His clean-cut image allowed him to get away with murder.
Long before reality shows were a thing, Bundy achieved a level of perverse celebrity, thanks to TV.
As his was the first nationally televised criminal trial, his image and words were beamed into living rooms across America night after night.
A trainee lawyer, Bundy chose to represent himself in court.
He dressed in a bow tie and eye-catching suits, exchanging banter with the judge and even proposing to a witness on the stand.
Carole-Ann Boone accepted his proposal and went on to have a daughter with him.
Thanks to the exposure, Bundy quickly amassed a large (mainly female) fan base and became a media sensation.
At one point he even claimed he was “more popular than Disney World”.
Efron says there is a moral to this: “We have to be careful who we put on TV, because the day somebody made that trial public Ted Bundy was able to manipulate the masses with his charisma and his charm and his clean-cut white image.”
Bundy challenged the public perception of what a serial killer should look like and exploited the fact that many were unable to see beyond his good looks.
One person who was taken in by his charm was his girlfriend Liz Kloepfer, played by Lily Collins in the film.
The story is told from her point of view, based on her memoir The Phantom Prince about the seven years she spent with Bundy.
Collins is adamant the mother-of-one was completely ignorant of his evil acts.
“She had no idea what he was doing. You read about these cults and you can read about women that know what’s going on and yet they still love whoever is involved.
“In my opinion there’s a big difference between that type of character and Liz, who was completely blind to everything that was going on.
“She loved this man wholeheartedly, did not believe in any of the crimes that he was committing.”
It was evidence that came out in the televised trial that Collins believes finally allowed Liz to realise Bundy’s guilt.
“Ted was good to her daughter. It felt like the right family for her until the very end when that court case was being televised and she was privy to information that she had not been before.
“That’s when doubt struck in. Before that she was just a woman in love with a man.”

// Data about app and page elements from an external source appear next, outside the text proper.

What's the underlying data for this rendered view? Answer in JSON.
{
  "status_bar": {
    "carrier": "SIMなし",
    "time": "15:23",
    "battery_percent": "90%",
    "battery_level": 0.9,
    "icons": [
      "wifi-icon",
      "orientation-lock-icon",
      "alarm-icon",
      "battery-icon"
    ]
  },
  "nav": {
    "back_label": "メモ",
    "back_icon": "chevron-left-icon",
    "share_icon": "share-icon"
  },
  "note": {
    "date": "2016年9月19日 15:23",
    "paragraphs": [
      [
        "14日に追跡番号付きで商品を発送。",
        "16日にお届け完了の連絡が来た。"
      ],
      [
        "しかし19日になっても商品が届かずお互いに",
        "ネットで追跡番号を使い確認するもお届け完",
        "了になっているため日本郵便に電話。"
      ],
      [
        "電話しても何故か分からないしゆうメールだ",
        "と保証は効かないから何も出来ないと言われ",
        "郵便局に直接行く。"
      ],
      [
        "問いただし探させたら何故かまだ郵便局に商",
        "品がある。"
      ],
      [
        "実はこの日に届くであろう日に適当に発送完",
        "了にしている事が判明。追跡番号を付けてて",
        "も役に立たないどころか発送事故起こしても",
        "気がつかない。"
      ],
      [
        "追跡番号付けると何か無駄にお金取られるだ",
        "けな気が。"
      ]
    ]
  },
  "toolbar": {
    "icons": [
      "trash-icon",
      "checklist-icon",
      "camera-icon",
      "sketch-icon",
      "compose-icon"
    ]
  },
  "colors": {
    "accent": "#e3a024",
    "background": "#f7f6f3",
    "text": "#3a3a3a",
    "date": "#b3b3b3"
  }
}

During his trial, Bundy escaped jail twice – once for more than six weeks, during which time he committed yet more murders.
It is chilling to think that he was only brought to police attention in the first place due to careless driving.
Had Bundy been better behind the wheel, he may never have been caught.
Efron says it is a mistake that must never be repeated.
“He got away with everything and that injustice is heinous. We can’t repeat history like that.”
:: Extremely Wicked, Shockingly Evil and Vile is in cinemas and on Sky Cinema from Friday